Here at the College of Social Sciences and Public Policy (COSSPP), our faculty have been quite busy! Here are some of the projects that our faculty have recently published.
“Re-opening after the lockdown: Long-run aggregate and distributional consequences of COVID-19” by Dr. Manoj Atolia
In his recent article, Dr. Atolia employs a general equilibrium framework with heterogeneous agents to identify the tradeoffs involved in restoring the economy to its pre-Covid-19 state. Several tradeoffs, both over time, and between key economic variables, are identified, with the feasible speed of successful re-opening being constrained by the transmission of the infection. In particular, while more rapid opening up of the economy will reduce short-run aggregate output losses, it will cause larger long-run output losses, which potentially may be quite substantial if the opening is overly rapid and the virus is not eradicated.
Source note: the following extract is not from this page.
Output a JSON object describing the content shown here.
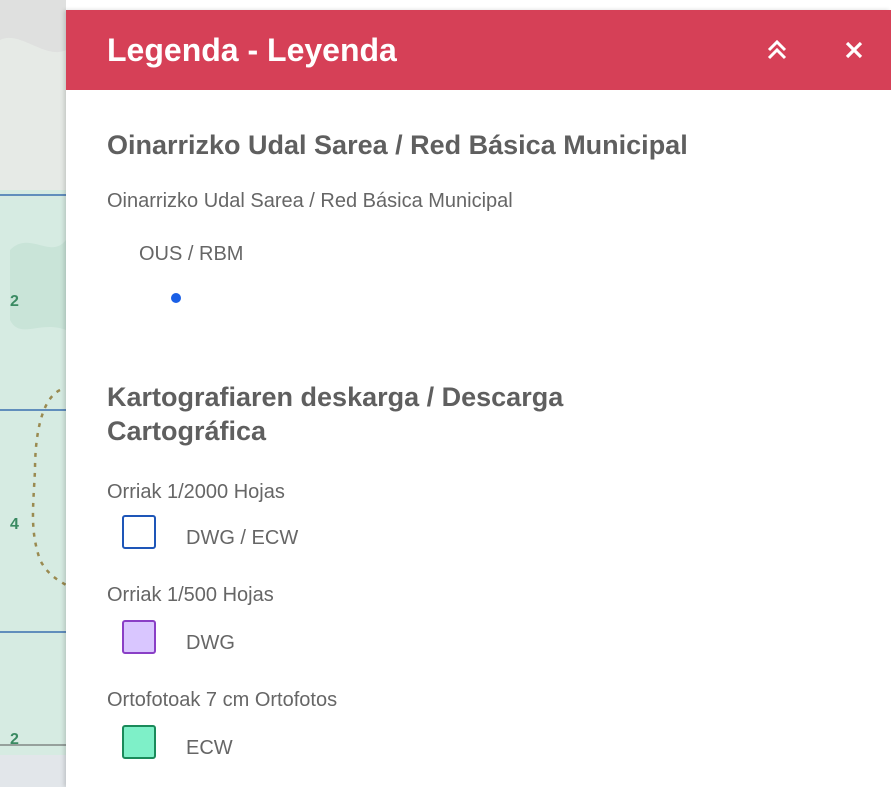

More rapid opening of the economy mitigates the increases in both long-run wealth and income inequality, thus highlighting a direct conflict between the adverse effects on aggregate output and its distributional consequences.
“Do State-Customized TANF Work Policies Actually Reduce Unemployment?” by Dr. Frances Stokes Berry
In her recent article, Dr. Berry examines the impact of states’ worker supplement programs on the unemployment rates of low-income females. To do so, she utilizes a difference-in-differences method using panel data for 50 states over a nine-year period (2005–2013). She finds that states implementing worker supplement programs achieve lower unemployment among low-income females compared with states that did not implement the programs. Moreover, she finds that states with higher total taxable resources per capita have a negative association with unemployment rates of low-income females.
“Contracting-out care: The socio-spatial politics of nursing home care at the intersection of British Columbia’s labor, land, and capital markets” by Dr. Sage Ponder
In her recent article, Dr. Ponder examines the 2002 policy changes enabling the contracting-out, or subcontracting, of care workers in nursing home facilities in order to encourage private sector investment in nursing home infrastructure and provision, with the goal of shrinking provincial expenses. By conducting interviews of front-line workers, Dr. Ponder shows how these legislative changes related to provincial budget concerns splintered a specialized labor market, eroding both working and caring conditions, and exposing eldercare in British Columbia, Canada to the speculative dynamics of finance.